Gottlieb’s statements on the NDI issue were part of a broader outline of new initiatives for the regulation of dietary supplements. He made the statement public on Monday.
In that statement, Gottlieb said FDA has three priorities. They are safety, product integrity and fostering an environment in which consumers and health care professionals can make informed decisions about the use of dietary supplements.
Rapidly evolving marketplace
Gottlieb said one of the reasons for the new policy initiative is that the dietary supplement market is rapidly evolving. When the Dietary Supplement Health and Education Act was signed into law in 1994, the marketplace consisted of somewhere around 5,000 products. Today there are anywhere from 10 to 15 times that amount or more on the market.
“I’m concerned that changes in the supplement market may have outpaced the evolution of our own policies and our capacity to manage emerging risks,” Gottlieb said.
One of the aspects of DSHEA was an outline of a process by which new ingredients could lawfully come onto the market. The original law was remarkably concise as federal regulations go and the portion that applies to these ingredients was shorter still, consisting of only a few paragraphs.
That brief mention has spawned many hundreds of pages of documents in the form of two draft guidances on New Dietary Ingredients. Additionally, reams of comments from companies, trade organizations and other interested parties have been submitted on both iterations of the draft guidance.
Many sticking points on NDI issue
There are many sticking points between industry and the agency concerning this issue. These include whether the process applies only to ingredients or also applies to finished products that contain those new ingredients.
Also at issue is whether manufacturing changes to old ingredients change them sufficiently to make them ‘new.’ And whether synthetically manufactured ingredients—be it via chemical synthesis or one of the newer ‘synbio’ fermentation technologies—qualify as dietary ingredients remains a bone of contention, too.

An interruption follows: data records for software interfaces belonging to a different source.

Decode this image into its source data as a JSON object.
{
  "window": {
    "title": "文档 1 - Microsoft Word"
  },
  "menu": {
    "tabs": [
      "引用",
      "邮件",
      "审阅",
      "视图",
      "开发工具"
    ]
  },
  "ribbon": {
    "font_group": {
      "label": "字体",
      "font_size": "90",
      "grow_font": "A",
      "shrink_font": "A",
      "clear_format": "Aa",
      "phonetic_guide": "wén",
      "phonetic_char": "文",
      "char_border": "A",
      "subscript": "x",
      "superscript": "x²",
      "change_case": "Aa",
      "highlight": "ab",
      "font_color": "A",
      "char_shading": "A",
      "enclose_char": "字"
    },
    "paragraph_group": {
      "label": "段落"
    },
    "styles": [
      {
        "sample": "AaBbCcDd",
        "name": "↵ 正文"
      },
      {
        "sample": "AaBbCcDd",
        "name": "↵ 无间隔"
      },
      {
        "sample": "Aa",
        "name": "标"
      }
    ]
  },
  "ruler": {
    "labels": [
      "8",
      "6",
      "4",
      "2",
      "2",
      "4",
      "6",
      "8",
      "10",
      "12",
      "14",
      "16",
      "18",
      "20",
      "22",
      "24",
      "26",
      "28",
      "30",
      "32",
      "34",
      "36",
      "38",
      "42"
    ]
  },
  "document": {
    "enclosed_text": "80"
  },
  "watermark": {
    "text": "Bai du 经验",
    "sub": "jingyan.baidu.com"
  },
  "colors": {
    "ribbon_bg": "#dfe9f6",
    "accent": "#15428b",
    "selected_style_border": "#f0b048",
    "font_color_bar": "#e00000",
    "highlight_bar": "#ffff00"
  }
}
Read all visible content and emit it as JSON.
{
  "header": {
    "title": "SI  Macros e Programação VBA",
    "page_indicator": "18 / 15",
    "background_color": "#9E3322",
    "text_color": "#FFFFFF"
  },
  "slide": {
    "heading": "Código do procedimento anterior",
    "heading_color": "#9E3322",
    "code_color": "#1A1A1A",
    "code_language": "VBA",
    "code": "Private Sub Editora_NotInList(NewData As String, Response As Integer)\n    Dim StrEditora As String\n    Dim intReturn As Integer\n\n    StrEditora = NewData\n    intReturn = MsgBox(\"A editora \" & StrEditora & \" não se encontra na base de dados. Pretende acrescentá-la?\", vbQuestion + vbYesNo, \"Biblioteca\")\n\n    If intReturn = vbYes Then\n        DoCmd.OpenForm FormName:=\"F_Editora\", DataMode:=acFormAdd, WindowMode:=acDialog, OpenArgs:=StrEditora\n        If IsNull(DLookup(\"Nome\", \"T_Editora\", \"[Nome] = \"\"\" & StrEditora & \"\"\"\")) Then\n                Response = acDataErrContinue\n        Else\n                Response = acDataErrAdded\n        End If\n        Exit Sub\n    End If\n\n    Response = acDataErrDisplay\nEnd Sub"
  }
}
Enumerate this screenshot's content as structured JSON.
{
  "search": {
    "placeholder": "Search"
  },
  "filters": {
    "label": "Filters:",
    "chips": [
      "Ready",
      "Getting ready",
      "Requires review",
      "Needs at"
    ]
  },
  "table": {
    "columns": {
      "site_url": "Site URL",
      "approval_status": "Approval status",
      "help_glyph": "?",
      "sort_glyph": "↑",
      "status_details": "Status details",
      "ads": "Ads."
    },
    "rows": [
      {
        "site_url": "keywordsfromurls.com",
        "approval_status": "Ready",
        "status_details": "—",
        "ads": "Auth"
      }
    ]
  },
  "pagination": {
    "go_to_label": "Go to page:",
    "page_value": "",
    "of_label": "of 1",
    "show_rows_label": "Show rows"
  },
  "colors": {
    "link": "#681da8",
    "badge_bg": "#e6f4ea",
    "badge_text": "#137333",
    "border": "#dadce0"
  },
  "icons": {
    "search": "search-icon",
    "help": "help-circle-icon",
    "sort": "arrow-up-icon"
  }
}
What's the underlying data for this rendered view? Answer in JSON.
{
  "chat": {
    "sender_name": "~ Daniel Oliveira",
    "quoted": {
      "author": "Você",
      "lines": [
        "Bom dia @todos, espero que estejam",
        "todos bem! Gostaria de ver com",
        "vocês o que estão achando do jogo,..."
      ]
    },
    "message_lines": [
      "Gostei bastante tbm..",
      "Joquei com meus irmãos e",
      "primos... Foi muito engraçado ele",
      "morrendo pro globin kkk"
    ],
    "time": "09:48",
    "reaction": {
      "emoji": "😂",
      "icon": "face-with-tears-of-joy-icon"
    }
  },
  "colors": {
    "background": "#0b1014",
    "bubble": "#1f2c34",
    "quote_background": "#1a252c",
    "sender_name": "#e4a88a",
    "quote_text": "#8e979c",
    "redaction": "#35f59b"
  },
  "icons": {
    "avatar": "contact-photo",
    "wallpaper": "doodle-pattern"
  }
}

Gottlieb left these issues aside in his statement on Monday, which after all was more a broad policy overview and therefore short on specifics. But he did touch on one of the NDI sore points, that being how the scientific data and manufacturing information that forms part of a notification might be protected so that it benefits that company specifically and cannot be used to underpin ingredients produced by competitors.
As matters stand, some stakeholders are of the opinion that it is too easy for manufacturers of knockoff ingredients to piggyback on the work that original NDI filers have done. This is a rigorous (read: expensive) process, and if it could end up benefiting a competitor, that could prove to be a big disincentive to file a notification in the first place.
Gottlieb said FDA has not turned a blind eye to the issue.
“The key to this effort will be important steps to foster the submission of new dietary ingredient (NDI) notifications,” he said in his statement.
“We’ll look to address other challenges that may act as barriers to dietary supplement innovation and safety including issues such as what the right incentives might be for establishing dietary supplement exclusivity, and the scope of permitted dietary ingredients,” he added.
Possible IP protection on NDIs
That world ‘exclusivity’ has jumped out to industry stakeholders who have reviewed Gottlieb’s comments.
“When I saw the reference to NDIs and a passing reference to a protection for IP, I sat up immediately,” Kevin Bell, a patent law expert at the law firm Porzio, Bromberg & Newman, told NutraIngredients-USA. “I think that comment is consistent with the way you would enforce IP such as patent rights. A patent gives you the right to exclude others. So if you’ve got this (the NDI Notification) and other manufactures of the same ingredient don’t, then the rest would be adulterated,” he said.
Attorney Mark Ullman, of counsel with the firm Rivkin Radler, has represented several companies that believe the work they have done on NDIs ended up getting appropriated by others. He said it’s nice to hear the agency acknowledge the problem, but he’s withholding judgement until he hears more about FDA intends to do about it.
“I’m encouraged just in that it is good to hear the commissioner acknowledge the issue. This is an important issue. Companies that take the initiative to pioneer new ingredients into the trade deserve something better than to simply be knocked off and have their science used by other companies to get regulatory blessing,” he said.
“But in theory this protection is already there. We have complained about this before; it has been a significant issue with astaxanthin, with PQQ. We have specifically requested that FDA police the marketplace. And nothing has been done,” Ullman added.
Bell said a protection for NDI filings might look similar to how trademarks are enforced.
“You can register trademarks with Customs and Borders and if someone tries to bring something in using your trademark you can have the containers stopped at the border. I think this kind of right on NDIs could eventually evolve into something like that,” he said.
Bethany Kennedy, a partner in the law firm Emord and Associates, said there could be some benefits to some kind of exclusivity around NDIs. If more companies are encouraged to develop new ingredients, that could benefit the marketplace as a whole. But there are potential pitfalls, too.
“I do think some sort of exclusivity could benefit manufacturers, distributors and ultimately consumers, too,” she said.
“But I think you’d need to balance that exclusivity with consumer access. What would that look like if only one company was making a new ingredient? What’s a fair amount of time for that exclusivity, and how much might it raise the price?” she added.